Led by Hall of Famers Bill Russell, John Havlicek and Bob Cousy, the Celtics routed the Knicks, 123-110, before only 4,090 fans. Years later, a seasoned and distinctively sarcastic Albert would likely have noted, “They didn’t exactly elbow their way in.”  

But wet behind the ears in 1963 and admittedly nervous, all Albert would say afterward is that he “did a bad imitation of Marty.” Yet his precocious flair for play-by-play was redolent in his delivery and it augured a 50-year career that’s still vibrant today.

After the ’63 season, the Knicks bounced from station to station, were off radio entirely one season and then landed at WHN. When he was eventually given the Knicks job in the summer of 1967, Albert ran back to his apartment, closed the door and shouted himself weak. The Knicks were his team!

Fortuitously for Albert, the Knicks’ Walt Frazier and Willis Reed were about to start something magical, and the Garden was about to move to a spanking new building at 33d Street and 8th Avenue.

Because home games were exclusively on cable, then in its infancy and only scantly available, Albert's riveting radio broadcasts became a popular way to follow the Knicks through their championship runs in 1970 and 1973.

When Albert was later hired to do football, first for Army and then for the Giants, Glickman tutored his pupil on the finer points of the game. As Marv’s career blossomed to the national stage as an NBC television announcer covering boxing, the Olympics, the NFL and the NBA, Glickman continued to guide and observe, even in an official capacity as “coach” of NBC’s sports announcers.

Like Red Barber, who hired and groomed a callow Vin Scully in Brooklyn in 1950, Glickman sharpened Albert’s ability to paint graphic descriptions, inflect his voice seamlessly and pause properly for emphasis. 

In their heydays, Glickman and Barber weren’t paid enormously. While Albert and Scully were earning big money, the two progenitors lived fairly modestly in retirement, Glickman in a one-bedroom apartment in Manhattan and Barber in a small, unassuming home in Tallahassee, Fla. 

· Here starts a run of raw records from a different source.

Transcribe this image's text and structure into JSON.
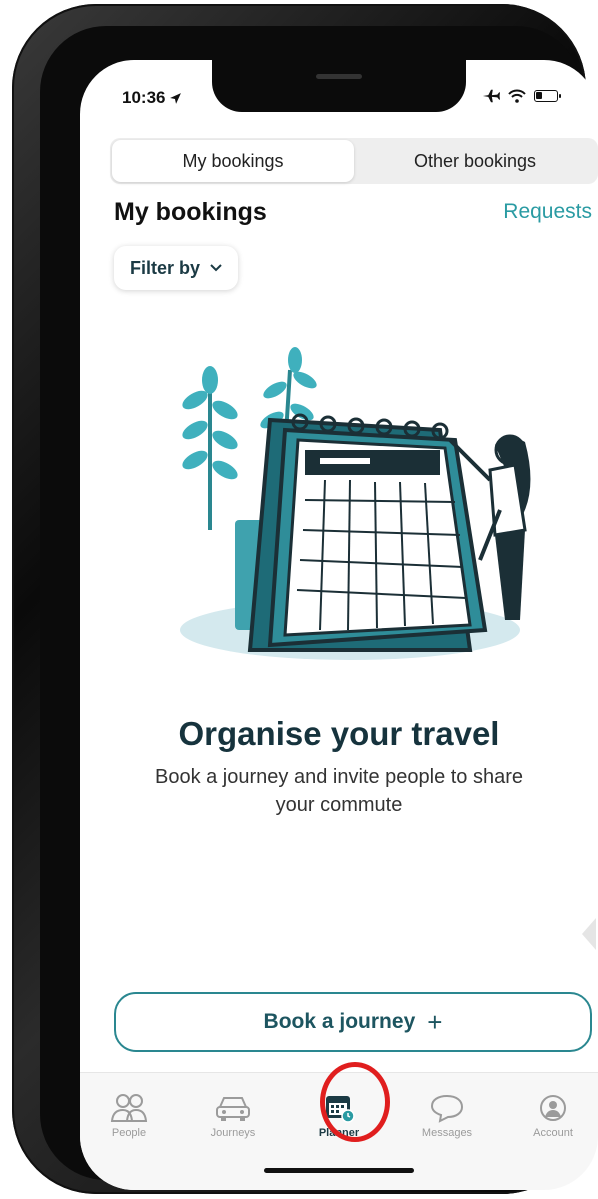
{
  "status": {
    "time": "10:36"
  },
  "segment": {
    "tabs": [
      "My bookings",
      "Other bookings"
    ]
  },
  "header": {
    "title": "My bookings",
    "requests": "Requests"
  },
  "filter": {
    "label": "Filter by"
  },
  "empty_state": {
    "title": "Organise your travel",
    "subtitle": "Book a journey and invite people to share your commute"
  },
  "book_button": {
    "label": "Book a journey",
    "plus": "+"
  },
  "tabbar": {
    "items": [
      {
        "label": "People",
        "icon": "people-icon"
      },
      {
        "label": "Journeys",
        "icon": "car-icon"
      },
      {
        "label": "Planner",
        "icon": "calendar-icon"
      },
      {
        "label": "Messages",
        "icon": "chat-bubble-icon"
      },
      {
        "label": "Account",
        "icon": "user-circle-icon"
      }
    ],
    "active": "Planner"
  },
  "colors": {
    "accent": "#2a9ba3",
    "dark": "#1b3a44",
    "highlight": "#e01e1e"
  }
}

Had Scully and Albert launched their careers today, against the crowded backdrop of brimming sports voices, their names might well be less distinguishable. By excelling during simpler times when there were fewer broadcasters overall, the two talented play-by-play men grew into legends. 

When Albert ran into trouble for a sexual misdemeanor in 1997 and lost his jobs at NBC and Madison Square Garden, Glickman was his sounding board, counselor and advisor, encouraging his disciple during his year or so of purgatory.

Albert’s career rose from the ashes in a relative economy of time. He was rehired by the Garden and signed by TNT. After Glickman’s death in 2001, Albert was asked do NFL games again, this time on national radio. Accepting the assignment but somewhat concerned that he hadn’t done football on radio in years, Albert asked his producer for a tape of Glickman's old Giants broadcasts. Even in death, the teacher was there. Marv knew to refresh his skills by listening to the master. 

Bonds die hard. Somewhere in broadcast heaven, Glickman is celebrating the golden anniversary of his star protégé’s first appearance on the public stage.